The latest news about Measuring the Harlem Renaissance
May 30, 2017
Choice Reviews lists Measuring the Harlem Renaissance on its "Top 75 Community College Titles" list.
May 15, 2017
From Choice Reviews vol. 54, no. 9 (May 2017):
In this fascinating book, Soto (Trinity Univ.) takes a new and startling approach to understanding the racial divides and communities that informed the literature of the Harlem Renaissance: he peers at the subject through the lens of the US census. Going back to 1790, Soto presents data that show who was counted, how people were sorted, and who was doing the counting and sorting. The conclusions are revelatory. For example, data reveal that census enumerators—not residents themselves—assigned racial classifications through the 1960 census, a reality that upends some beliefs about “passing.” Soto disputes claims about Jean Toomer’s racial self-identity made by Rudolph Byrd and Henry Louis Gates Jr. in their edition of Cane (2011); analyzes W. E. B. Du Bois’s understanding of who counted as black folk; and examines James Weldon Johnson’s The Autobiography of an Ex-Colored Man(1912), Nella Larsen’s Passing (1929), and other works. This deft study demonstrates what can be learned about literature (assuming the use of accessible language) from nontraditional tools—including game theory, geostatistics, and urban planning data. This reviewer only wishes the historical maps and graphs were larger and in color.
Summing Up: Highly recommended. Lower-division undergraduates through faculty; general readers.
February 9, 2017
December 9, 2016
From the Chronicle of Higher Education (December 9, 2016):
Juxtaposes U.S. Census and other government understandings of African-American identity with the views of black writers and intellectuals of the period.
November 20, 2016
September 1, 2016

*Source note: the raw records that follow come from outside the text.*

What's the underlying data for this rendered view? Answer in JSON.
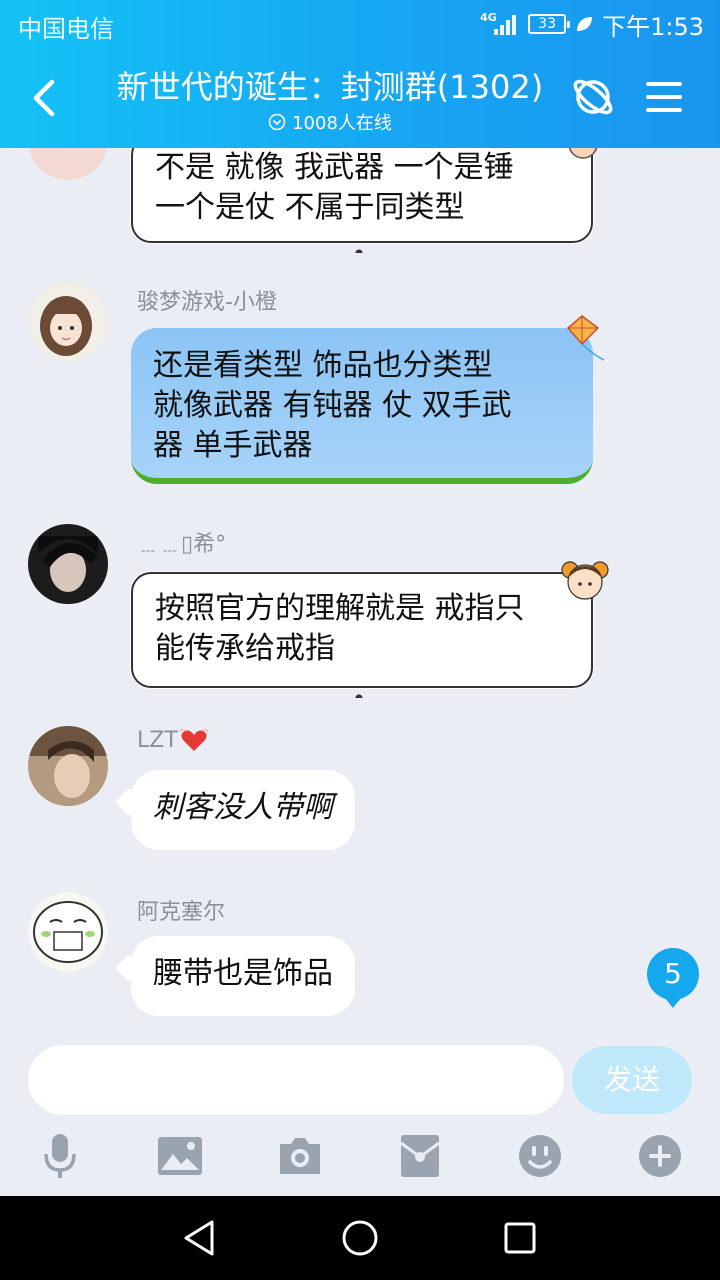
{
  "status_bar": {
    "carrier": "中国电信",
    "network": "4G",
    "battery": "33",
    "time": "下午1:53"
  },
  "header": {
    "title": "新世代的诞生：封测群(1302)",
    "online_count": "1008人在线",
    "back_icon": "chevron-left-icon",
    "planet_icon": "planet-icon",
    "menu_icon": "hamburger-menu-icon"
  },
  "messages": [
    {
      "sender": "",
      "text": "不是 就像 我武器 一个是锤\n一个是仗 不属于同类型",
      "style": "cloud"
    },
    {
      "sender": "骏梦游戏-小橙",
      "text": "还是看类型  饰品也分类型\n就像武器 有钝器 仗  双手武\n器 单手武器",
      "style": "sky"
    },
    {
      "sender": "﹍﹍▯希°",
      "text": "按照官方的理解就是 戒指只\n能传承给戒指",
      "style": "cloud"
    },
    {
      "sender": "LZT",
      "text": "刺客没人带啊",
      "style": "white"
    },
    {
      "sender": "阿克塞尔",
      "text": "腰带也是饰品",
      "style": "white"
    }
  ],
  "unread_count": "5",
  "input": {
    "value": "",
    "placeholder": ""
  },
  "send_label": "发送",
  "toolbar": [
    "microphone-icon",
    "image-icon",
    "camera-icon",
    "red-packet-icon",
    "emoji-icon",
    "plus-icon"
  ],
  "colors": {
    "header": "#17a4f1",
    "background": "#eaedf4",
    "send_disabled": "#bfe9fb",
    "unread_badge": "#16a8ef"
  }
}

Measuring the Harlem Renaissance is forthcoming from the University of Massachusetts Press in November 2016. Click here for more details from the UMass Press website.